Funded by the Alzheimer’s Society, a leading UK dementia charity, and by the UK innovation agency Innovate UK, the Longitude Prize on Dementia drives the co-creation of personalized technologies to help people living with dementia enjoy independent and fulfilled lives.
Dementia is caused by diseases that affect the brain with symptoms including memory loss, confusion, problems with words and comprehension, and a need for assistance in everyday living. It typically affects older adults. There are an estimated 46.8 million people living worldwide with dementia, with this number predicted to double every 20 years. In the UAE, Alzheimer’s disease, the most common form of dementia, currently affects around 4,500 residents, but nearly 30,000 could have it by 2030.
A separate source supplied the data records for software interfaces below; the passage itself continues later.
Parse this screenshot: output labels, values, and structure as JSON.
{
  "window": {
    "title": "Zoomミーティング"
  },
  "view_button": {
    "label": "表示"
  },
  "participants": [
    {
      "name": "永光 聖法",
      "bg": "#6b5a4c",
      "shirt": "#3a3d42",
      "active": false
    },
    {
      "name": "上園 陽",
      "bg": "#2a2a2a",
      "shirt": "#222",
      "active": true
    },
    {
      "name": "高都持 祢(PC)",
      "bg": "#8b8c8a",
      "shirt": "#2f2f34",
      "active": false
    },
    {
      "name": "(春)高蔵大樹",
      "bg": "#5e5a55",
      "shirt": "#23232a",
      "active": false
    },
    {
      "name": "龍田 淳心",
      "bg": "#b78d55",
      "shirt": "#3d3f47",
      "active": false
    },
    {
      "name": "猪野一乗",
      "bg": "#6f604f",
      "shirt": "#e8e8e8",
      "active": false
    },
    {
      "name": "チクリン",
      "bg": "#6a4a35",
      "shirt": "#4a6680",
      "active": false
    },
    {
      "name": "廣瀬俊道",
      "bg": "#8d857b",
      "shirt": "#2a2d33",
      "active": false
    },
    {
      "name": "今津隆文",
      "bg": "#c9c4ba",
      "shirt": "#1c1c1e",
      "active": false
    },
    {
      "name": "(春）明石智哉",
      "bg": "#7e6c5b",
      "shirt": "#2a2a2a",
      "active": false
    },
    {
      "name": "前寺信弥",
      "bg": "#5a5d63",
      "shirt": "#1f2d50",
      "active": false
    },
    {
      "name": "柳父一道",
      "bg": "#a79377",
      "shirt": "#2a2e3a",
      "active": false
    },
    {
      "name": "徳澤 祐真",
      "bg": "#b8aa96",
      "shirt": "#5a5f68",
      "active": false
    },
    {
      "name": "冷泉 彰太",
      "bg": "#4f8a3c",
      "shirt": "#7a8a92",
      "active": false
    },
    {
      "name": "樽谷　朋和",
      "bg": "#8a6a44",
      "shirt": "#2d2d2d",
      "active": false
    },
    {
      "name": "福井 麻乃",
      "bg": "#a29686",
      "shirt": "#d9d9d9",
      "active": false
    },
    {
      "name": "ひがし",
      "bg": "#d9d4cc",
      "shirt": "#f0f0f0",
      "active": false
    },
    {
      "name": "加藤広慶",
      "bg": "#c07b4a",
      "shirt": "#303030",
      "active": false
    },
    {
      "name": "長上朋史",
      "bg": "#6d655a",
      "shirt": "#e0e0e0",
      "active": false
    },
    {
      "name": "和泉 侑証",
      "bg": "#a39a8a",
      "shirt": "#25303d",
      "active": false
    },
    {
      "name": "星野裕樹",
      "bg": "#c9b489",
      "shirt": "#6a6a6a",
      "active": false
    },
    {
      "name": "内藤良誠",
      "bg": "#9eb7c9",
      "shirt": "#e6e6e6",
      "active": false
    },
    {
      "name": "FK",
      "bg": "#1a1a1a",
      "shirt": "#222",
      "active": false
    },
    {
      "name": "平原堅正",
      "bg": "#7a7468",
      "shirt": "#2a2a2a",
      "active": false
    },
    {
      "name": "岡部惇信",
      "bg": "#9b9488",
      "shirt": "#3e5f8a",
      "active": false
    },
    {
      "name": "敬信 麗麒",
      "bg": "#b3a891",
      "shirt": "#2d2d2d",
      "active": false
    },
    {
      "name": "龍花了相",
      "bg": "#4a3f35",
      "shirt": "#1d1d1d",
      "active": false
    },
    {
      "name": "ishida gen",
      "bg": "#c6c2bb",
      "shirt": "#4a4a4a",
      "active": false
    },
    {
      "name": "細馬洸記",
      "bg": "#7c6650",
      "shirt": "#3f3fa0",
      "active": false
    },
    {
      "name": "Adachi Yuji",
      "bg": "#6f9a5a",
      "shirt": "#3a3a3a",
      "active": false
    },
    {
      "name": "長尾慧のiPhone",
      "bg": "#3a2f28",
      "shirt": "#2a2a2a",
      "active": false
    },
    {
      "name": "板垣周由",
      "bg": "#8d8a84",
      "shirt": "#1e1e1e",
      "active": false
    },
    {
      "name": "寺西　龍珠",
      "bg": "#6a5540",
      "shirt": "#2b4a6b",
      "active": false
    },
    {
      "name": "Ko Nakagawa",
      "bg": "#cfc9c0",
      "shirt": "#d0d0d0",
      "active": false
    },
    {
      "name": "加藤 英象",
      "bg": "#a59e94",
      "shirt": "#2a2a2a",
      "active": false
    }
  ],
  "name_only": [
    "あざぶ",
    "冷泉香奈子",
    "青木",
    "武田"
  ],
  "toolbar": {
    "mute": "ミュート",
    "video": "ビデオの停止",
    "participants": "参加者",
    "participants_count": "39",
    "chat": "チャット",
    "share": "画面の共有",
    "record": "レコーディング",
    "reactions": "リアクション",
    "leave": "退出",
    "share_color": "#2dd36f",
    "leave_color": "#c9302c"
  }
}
“Projected trends in population aging have forecasted a massive increase in the number of (affected) people, with alarming rates in the MENA region,” Prof. Seghier said. “It is important that new technologies are developed to allow people with dementia to live independently. Our main motivation was to develop a hands-free assistive device to make a difference in the lives of people with dementia. On a more personal note, some team members have relatives who are already affected by dementia, and this was another driver to start this project.”
The cognitive loss associated with dementia can cause a decline in independence, social interactions, and the ability to perform fundamental daily activities. Many people with dementia would like to retain their independence, and the Longitude Prize aims to encourage the development of technologies that can help.
The Discovery Award gave the Khalifa University team a cash grant of £80,000 to further develop their work. They will submit their technology to the next stage of the prize in 2024.
“Our ultimate goal is to develop an easy-to-use device based on a personalized-by-design pair of smart glasses to assist people with dementia to live independently for longer, while ensuring high design modularity and adaptability to meet the user’s changing abilities and needs,” Prof. Seghier said. “This requires an efficient co-design process with people with dementia to maximize utility, usefulness, and reliability. Prototypes of our smart glasses will be tested in real contexts in a group of people living with dementia in the UAE. Our future research will also explore new ways of making the smart glasses affordable to all, including to people with dementia in low-income countries.”
17 August 2023